Dataset –
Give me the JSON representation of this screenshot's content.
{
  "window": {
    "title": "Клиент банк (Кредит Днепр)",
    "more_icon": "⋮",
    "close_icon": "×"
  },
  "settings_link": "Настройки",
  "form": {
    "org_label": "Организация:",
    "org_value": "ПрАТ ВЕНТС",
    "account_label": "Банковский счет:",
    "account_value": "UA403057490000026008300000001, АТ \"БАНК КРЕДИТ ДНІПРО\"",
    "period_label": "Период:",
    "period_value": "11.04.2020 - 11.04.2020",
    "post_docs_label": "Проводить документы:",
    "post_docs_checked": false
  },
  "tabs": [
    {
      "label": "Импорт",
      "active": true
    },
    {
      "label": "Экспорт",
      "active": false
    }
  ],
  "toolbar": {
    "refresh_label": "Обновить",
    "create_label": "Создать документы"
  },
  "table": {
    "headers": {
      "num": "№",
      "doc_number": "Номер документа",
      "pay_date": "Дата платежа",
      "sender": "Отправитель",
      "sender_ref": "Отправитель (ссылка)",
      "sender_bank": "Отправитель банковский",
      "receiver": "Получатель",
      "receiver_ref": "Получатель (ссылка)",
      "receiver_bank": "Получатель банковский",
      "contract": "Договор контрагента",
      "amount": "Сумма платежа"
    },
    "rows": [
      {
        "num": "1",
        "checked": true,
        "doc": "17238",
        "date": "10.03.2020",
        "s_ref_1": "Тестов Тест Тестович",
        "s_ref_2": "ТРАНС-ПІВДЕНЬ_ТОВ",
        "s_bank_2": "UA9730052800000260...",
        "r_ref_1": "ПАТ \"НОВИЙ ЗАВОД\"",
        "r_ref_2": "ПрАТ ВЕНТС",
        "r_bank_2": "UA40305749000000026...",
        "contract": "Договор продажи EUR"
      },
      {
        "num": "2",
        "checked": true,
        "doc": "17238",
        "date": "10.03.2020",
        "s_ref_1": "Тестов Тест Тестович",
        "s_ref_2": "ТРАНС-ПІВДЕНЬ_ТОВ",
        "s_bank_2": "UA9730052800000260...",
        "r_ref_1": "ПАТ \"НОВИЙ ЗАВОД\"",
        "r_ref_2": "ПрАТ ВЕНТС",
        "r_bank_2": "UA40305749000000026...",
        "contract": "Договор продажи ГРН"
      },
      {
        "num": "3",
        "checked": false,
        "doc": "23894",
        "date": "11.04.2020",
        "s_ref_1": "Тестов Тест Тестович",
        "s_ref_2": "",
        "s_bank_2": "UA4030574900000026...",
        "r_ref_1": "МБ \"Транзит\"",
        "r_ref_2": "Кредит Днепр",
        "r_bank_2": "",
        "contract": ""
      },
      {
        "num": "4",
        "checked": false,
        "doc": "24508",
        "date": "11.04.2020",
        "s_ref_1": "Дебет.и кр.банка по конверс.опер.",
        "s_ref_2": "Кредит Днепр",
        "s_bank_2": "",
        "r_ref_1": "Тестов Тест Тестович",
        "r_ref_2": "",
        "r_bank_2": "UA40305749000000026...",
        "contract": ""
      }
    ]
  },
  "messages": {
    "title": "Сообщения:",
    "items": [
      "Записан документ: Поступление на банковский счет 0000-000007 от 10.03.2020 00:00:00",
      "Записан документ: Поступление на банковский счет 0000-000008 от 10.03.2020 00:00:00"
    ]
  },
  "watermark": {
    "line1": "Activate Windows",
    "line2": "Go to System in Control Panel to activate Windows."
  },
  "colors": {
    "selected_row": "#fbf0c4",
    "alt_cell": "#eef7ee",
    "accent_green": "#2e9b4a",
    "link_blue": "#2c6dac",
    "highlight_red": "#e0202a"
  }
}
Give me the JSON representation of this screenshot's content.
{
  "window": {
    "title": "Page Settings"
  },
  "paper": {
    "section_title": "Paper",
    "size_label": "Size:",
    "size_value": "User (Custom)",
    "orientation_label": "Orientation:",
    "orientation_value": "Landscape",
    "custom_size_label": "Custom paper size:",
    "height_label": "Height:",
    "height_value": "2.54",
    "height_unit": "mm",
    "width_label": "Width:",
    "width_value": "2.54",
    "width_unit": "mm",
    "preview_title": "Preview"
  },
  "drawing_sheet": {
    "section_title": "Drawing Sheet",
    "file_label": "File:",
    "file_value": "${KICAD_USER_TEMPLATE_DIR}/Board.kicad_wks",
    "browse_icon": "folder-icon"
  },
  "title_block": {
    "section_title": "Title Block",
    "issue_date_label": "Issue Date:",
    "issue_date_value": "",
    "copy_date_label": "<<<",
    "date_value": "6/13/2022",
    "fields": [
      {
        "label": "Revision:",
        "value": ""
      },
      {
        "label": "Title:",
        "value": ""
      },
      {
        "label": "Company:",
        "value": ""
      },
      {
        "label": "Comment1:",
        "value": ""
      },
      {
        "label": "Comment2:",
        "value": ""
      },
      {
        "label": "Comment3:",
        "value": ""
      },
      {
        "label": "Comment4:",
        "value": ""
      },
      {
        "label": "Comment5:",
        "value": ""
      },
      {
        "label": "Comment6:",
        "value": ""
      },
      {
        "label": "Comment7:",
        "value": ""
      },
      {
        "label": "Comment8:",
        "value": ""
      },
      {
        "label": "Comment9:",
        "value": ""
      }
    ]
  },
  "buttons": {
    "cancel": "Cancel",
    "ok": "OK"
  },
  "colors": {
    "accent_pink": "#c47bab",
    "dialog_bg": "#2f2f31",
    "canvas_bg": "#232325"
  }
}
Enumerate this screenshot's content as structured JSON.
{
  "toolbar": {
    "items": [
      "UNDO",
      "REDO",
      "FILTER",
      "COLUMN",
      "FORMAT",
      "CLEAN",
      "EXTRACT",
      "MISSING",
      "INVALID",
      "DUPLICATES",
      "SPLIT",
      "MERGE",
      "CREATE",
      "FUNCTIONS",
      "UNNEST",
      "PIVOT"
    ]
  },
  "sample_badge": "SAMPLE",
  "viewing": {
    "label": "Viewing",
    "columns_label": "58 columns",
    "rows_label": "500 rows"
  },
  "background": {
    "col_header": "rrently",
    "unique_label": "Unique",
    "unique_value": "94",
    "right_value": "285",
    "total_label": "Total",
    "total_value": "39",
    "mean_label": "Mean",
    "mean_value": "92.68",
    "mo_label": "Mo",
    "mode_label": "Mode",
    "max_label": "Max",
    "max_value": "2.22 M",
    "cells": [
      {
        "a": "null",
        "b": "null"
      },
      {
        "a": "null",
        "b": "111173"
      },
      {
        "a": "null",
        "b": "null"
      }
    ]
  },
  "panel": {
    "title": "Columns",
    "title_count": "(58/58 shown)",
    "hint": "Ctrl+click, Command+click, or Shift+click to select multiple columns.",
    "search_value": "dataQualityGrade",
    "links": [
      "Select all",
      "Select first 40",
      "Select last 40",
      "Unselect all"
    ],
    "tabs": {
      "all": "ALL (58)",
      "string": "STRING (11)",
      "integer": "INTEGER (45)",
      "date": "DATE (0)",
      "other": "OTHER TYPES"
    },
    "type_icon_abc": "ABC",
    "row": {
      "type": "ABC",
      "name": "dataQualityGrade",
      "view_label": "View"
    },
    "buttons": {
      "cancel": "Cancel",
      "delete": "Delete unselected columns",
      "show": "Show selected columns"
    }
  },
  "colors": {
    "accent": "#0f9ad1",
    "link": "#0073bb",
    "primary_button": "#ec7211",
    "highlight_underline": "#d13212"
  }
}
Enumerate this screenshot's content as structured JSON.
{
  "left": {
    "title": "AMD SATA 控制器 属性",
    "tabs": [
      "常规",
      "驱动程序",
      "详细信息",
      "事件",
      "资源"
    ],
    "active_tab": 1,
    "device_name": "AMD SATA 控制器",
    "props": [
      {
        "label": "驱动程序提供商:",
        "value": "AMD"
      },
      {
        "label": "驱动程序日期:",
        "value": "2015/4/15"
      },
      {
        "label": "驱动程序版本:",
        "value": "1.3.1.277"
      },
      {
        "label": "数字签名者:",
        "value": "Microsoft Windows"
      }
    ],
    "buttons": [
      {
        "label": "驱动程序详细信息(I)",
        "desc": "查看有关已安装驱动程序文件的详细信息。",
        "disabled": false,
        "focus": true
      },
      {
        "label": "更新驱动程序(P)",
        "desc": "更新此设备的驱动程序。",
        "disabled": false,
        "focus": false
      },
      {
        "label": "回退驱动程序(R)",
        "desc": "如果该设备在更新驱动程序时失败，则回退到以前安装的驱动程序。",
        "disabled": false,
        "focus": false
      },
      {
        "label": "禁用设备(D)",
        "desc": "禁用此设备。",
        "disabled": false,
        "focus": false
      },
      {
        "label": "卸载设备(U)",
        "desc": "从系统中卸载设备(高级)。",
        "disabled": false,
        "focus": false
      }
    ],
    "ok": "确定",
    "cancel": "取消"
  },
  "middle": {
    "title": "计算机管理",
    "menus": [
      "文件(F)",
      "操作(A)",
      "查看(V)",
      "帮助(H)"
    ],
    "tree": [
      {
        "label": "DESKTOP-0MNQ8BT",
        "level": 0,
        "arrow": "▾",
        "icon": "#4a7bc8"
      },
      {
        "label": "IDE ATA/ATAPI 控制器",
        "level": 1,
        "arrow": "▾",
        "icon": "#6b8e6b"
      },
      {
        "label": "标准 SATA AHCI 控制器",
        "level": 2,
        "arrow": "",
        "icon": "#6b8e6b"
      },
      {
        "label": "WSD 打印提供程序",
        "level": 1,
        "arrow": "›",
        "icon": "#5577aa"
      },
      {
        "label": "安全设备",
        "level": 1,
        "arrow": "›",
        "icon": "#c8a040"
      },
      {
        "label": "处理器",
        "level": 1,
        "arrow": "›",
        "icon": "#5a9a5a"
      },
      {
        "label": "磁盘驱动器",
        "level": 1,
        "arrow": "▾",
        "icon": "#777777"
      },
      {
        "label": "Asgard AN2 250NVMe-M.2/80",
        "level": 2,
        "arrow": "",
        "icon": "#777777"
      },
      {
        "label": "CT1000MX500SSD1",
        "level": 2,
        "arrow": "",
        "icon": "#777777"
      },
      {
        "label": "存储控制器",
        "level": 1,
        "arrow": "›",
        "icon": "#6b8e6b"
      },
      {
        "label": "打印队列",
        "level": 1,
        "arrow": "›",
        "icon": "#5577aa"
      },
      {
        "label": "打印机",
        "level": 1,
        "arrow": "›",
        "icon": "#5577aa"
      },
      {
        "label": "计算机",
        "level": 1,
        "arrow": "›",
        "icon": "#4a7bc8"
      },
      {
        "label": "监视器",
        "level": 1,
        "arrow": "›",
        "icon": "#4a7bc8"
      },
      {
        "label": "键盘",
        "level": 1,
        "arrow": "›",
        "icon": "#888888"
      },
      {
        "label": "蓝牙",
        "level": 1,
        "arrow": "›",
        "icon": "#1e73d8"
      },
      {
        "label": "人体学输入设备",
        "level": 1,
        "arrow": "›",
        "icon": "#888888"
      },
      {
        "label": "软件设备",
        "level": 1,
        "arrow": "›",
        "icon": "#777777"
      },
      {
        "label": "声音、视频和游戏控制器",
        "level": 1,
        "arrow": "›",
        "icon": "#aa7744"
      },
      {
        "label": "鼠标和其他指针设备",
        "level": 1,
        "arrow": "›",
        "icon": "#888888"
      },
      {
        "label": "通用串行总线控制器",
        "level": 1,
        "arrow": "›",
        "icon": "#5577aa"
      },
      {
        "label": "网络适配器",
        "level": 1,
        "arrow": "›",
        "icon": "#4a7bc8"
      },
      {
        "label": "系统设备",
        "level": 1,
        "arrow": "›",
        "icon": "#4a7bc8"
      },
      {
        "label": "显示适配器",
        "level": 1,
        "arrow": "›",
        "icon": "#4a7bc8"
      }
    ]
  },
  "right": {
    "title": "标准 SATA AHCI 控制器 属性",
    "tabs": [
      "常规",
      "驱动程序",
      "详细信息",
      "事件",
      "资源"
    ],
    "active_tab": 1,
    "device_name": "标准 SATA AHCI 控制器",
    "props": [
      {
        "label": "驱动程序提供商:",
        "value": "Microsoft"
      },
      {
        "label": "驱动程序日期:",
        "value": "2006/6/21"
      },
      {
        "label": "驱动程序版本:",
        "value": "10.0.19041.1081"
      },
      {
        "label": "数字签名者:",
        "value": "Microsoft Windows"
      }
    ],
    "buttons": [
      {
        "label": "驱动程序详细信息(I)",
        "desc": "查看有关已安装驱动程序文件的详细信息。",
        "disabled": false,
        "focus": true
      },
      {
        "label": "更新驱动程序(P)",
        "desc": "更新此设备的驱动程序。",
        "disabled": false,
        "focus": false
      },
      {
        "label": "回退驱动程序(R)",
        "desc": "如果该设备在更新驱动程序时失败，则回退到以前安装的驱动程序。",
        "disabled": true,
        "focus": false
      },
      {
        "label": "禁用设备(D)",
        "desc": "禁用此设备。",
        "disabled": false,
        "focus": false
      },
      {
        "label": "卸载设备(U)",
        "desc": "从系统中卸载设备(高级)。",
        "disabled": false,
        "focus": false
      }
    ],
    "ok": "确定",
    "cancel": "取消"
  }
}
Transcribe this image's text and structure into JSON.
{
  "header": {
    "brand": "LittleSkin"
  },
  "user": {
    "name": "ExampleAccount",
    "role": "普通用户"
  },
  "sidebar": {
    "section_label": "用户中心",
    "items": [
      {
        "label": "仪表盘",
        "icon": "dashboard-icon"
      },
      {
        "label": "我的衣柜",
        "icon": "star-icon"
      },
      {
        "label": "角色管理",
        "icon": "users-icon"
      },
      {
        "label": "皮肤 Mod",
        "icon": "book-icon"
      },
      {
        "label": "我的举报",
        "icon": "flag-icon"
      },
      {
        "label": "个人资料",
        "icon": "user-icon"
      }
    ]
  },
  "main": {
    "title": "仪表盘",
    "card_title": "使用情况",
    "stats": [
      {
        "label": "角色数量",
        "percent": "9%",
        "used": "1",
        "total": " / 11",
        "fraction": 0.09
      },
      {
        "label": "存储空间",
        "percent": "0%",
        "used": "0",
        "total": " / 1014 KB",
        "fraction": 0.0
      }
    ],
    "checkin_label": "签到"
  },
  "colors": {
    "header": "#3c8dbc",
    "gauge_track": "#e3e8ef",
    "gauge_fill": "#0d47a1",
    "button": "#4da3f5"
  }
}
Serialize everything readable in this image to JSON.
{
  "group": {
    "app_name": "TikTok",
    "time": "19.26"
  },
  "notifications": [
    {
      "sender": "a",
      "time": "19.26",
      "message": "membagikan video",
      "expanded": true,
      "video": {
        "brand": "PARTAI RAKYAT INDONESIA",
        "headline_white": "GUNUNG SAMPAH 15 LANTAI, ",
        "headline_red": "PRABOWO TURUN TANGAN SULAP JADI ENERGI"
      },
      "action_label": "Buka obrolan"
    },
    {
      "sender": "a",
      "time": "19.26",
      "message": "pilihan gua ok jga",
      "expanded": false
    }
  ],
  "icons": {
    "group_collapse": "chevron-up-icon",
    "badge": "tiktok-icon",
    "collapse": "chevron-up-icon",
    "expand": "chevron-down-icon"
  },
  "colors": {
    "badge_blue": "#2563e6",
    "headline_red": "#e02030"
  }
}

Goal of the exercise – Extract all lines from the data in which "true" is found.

Reply to the task –
      "active": true
        "checked": true,
        "checked": true,
        "focus": true
        "focus": true
        "disabled": true,
      "expanded": true,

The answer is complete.